[Start of Attachment]

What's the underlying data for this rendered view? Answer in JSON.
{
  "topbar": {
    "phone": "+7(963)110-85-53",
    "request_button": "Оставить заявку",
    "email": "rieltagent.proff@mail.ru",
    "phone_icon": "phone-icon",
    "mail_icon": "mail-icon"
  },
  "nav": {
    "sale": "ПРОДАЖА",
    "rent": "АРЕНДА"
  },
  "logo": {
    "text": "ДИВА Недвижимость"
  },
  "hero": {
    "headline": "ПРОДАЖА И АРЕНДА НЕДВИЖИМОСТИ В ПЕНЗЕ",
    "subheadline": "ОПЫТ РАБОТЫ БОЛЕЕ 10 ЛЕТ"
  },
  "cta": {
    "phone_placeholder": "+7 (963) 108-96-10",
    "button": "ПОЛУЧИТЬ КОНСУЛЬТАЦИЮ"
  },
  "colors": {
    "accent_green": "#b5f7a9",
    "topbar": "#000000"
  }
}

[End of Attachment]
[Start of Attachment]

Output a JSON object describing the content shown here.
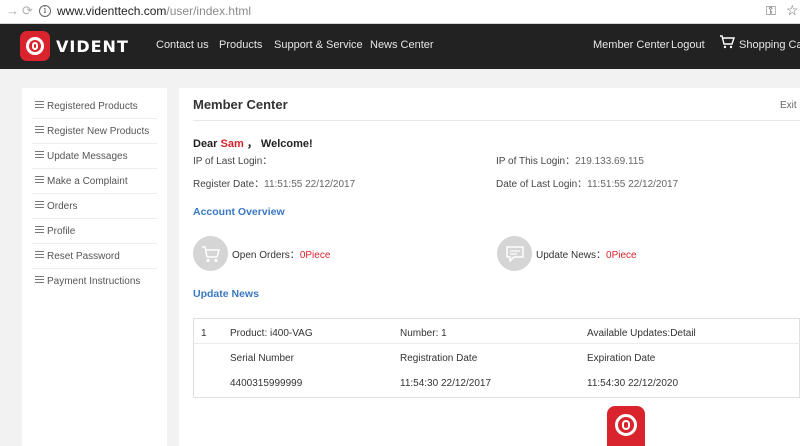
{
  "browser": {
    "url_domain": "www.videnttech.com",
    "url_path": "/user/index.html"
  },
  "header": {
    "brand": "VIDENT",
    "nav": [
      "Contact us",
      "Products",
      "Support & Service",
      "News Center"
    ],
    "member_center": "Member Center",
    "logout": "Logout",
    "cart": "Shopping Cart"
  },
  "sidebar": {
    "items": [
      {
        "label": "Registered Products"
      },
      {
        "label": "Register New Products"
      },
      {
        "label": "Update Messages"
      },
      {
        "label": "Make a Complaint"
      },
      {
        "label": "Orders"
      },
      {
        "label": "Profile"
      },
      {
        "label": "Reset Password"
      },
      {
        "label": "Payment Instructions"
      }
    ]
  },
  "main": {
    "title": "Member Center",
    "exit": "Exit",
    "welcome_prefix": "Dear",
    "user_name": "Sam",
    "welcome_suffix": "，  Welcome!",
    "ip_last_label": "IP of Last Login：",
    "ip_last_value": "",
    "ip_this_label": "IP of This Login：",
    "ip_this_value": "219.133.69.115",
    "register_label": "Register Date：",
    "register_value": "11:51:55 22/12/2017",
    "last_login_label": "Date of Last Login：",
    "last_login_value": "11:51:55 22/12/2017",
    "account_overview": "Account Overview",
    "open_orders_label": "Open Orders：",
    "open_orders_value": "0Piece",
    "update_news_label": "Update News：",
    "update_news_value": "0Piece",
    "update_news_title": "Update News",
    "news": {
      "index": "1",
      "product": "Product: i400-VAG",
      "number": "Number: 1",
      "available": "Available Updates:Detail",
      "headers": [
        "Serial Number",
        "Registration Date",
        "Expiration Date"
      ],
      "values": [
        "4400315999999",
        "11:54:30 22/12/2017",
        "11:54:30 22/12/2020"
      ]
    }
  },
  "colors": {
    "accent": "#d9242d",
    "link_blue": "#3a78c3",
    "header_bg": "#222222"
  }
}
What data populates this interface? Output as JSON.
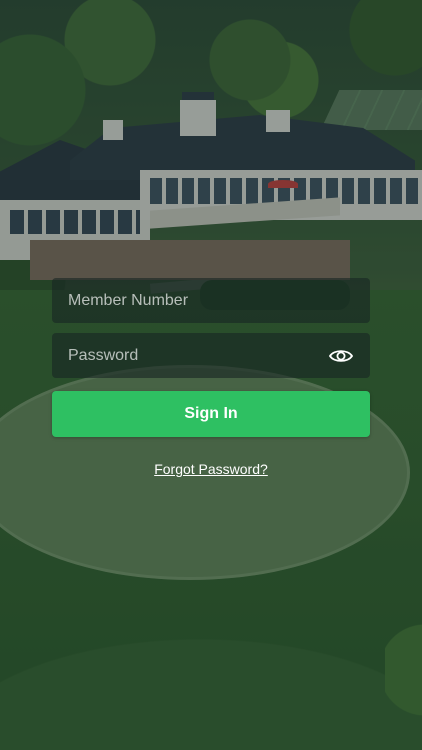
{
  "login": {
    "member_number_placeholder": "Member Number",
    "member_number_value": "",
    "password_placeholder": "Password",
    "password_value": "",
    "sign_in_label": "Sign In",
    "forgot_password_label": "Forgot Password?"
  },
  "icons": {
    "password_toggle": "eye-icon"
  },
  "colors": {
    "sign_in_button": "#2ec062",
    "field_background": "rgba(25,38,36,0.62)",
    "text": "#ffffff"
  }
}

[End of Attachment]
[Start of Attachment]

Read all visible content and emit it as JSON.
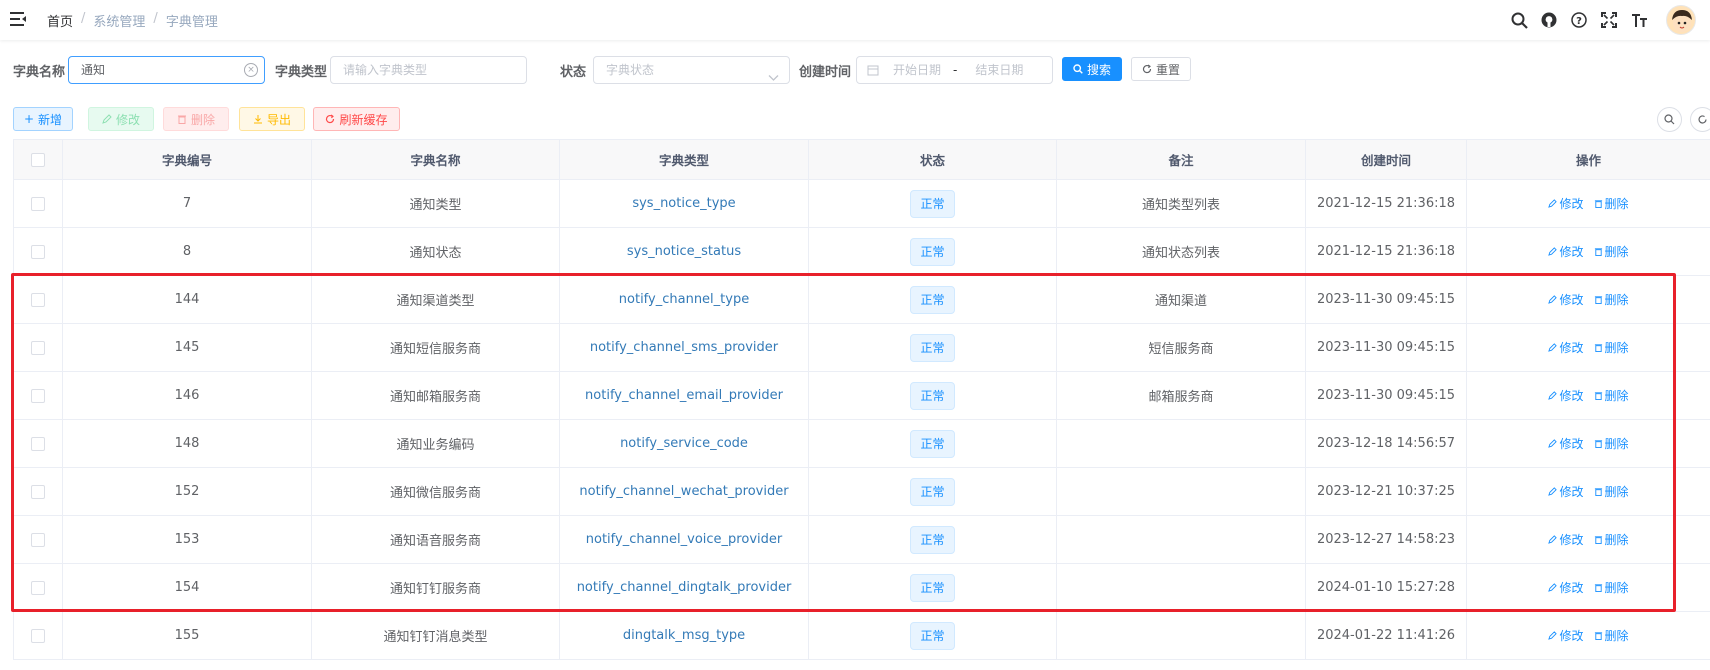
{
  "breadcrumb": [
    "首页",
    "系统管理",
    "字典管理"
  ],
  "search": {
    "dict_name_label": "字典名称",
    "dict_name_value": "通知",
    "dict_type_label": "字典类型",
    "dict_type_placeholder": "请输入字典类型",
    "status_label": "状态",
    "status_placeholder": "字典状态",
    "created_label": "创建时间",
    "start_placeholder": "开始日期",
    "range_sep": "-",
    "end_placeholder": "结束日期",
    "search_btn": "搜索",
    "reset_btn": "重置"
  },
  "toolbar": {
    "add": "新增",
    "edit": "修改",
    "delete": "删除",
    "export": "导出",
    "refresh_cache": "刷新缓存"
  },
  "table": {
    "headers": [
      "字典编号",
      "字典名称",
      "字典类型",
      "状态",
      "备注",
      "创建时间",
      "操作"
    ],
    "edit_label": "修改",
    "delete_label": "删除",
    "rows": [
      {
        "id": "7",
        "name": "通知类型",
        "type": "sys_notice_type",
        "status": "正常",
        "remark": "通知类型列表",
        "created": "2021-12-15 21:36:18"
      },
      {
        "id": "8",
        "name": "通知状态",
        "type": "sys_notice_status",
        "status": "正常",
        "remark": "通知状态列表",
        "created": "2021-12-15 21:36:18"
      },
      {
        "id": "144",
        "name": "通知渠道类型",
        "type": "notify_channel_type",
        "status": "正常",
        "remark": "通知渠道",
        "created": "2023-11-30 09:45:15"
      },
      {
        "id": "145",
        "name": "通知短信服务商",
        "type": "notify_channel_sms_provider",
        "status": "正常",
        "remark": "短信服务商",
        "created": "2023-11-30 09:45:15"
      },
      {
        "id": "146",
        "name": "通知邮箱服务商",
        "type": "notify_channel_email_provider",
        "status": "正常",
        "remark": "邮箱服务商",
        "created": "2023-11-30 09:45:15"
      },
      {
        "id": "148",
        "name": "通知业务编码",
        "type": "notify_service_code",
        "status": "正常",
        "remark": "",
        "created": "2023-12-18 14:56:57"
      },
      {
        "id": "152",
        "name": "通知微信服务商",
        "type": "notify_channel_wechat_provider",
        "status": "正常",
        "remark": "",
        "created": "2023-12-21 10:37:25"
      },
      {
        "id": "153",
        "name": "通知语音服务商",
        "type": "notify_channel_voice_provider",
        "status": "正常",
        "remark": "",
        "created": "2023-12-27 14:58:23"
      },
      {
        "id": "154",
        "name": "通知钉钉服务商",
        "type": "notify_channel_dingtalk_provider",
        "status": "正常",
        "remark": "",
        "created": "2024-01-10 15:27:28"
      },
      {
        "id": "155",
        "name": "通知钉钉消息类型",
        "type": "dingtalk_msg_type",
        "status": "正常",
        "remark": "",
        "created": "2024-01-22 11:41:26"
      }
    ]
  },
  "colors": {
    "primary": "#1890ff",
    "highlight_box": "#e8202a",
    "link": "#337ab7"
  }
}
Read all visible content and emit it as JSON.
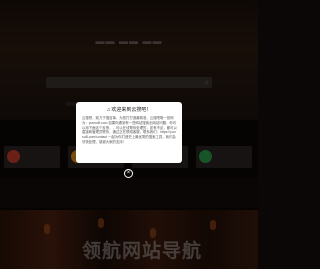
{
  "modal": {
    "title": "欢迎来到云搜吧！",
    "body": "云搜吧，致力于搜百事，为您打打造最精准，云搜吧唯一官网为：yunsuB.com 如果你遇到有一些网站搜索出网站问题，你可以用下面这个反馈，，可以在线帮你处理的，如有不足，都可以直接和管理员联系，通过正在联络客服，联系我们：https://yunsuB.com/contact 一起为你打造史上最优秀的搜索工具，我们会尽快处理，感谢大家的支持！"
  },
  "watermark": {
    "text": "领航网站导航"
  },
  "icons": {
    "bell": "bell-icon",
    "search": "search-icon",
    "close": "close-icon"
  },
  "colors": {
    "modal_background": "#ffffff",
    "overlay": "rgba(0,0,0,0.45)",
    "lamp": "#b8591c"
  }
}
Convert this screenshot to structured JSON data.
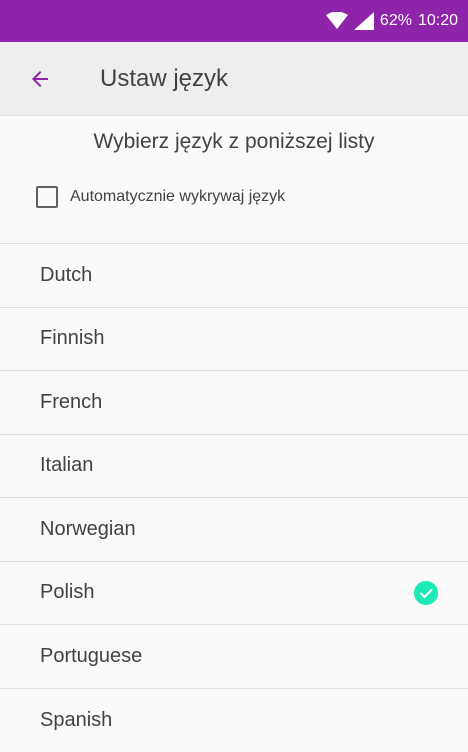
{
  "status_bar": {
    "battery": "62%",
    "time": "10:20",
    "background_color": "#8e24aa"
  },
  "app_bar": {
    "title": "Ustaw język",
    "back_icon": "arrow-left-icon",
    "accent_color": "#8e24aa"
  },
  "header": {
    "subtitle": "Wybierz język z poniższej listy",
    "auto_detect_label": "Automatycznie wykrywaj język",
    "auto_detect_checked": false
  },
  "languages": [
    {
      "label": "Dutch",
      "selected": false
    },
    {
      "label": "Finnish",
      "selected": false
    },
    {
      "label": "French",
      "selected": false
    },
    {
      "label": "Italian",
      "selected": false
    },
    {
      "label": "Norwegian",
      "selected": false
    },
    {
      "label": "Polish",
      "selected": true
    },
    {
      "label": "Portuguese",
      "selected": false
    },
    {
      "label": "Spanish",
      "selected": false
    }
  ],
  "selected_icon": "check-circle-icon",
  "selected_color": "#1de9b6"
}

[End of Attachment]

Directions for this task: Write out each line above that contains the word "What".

Output for this exercise:
What's the underlying data for this rendered view? Answer in JSON.
What data populates this interface? Output as JSON.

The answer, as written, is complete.